** DATASET EXTRACT **
^^^^^^^^^^^^^^^^

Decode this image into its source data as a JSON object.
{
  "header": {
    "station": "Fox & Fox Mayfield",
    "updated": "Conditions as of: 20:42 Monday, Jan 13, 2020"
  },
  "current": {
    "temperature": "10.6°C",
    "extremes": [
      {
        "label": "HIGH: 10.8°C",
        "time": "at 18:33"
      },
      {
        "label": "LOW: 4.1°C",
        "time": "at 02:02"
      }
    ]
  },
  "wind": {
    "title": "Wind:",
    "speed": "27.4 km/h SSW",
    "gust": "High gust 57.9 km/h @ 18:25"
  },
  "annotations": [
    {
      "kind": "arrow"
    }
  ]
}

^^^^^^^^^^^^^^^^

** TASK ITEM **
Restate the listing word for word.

** WRITTEN RESPONSE **
Decode this image into its source data as a JSON object.
{
  "header": {
    "station": "Fox & Fox Mayfield",
    "updated": "Conditions as of: 20:42 Monday, Jan 13, 2020"
  },
  "current": {
    "temperature": "10.6°C",
    "extremes": [
      {
        "label": "HIGH: 10.8°C",
        "time": "at 18:33"
      },
      {
        "label": "LOW: 4.1°C",
        "time": "at 02:02"
      }
    ]
  },
  "wind": {
    "title": "Wind:",
    "speed": "27.4 km/h SSW",
    "gust": "High gust 57.9 km/h @ 18:25"
  },
  "annotations": [
    {
      "kind": "arrow"
    }
  ]
}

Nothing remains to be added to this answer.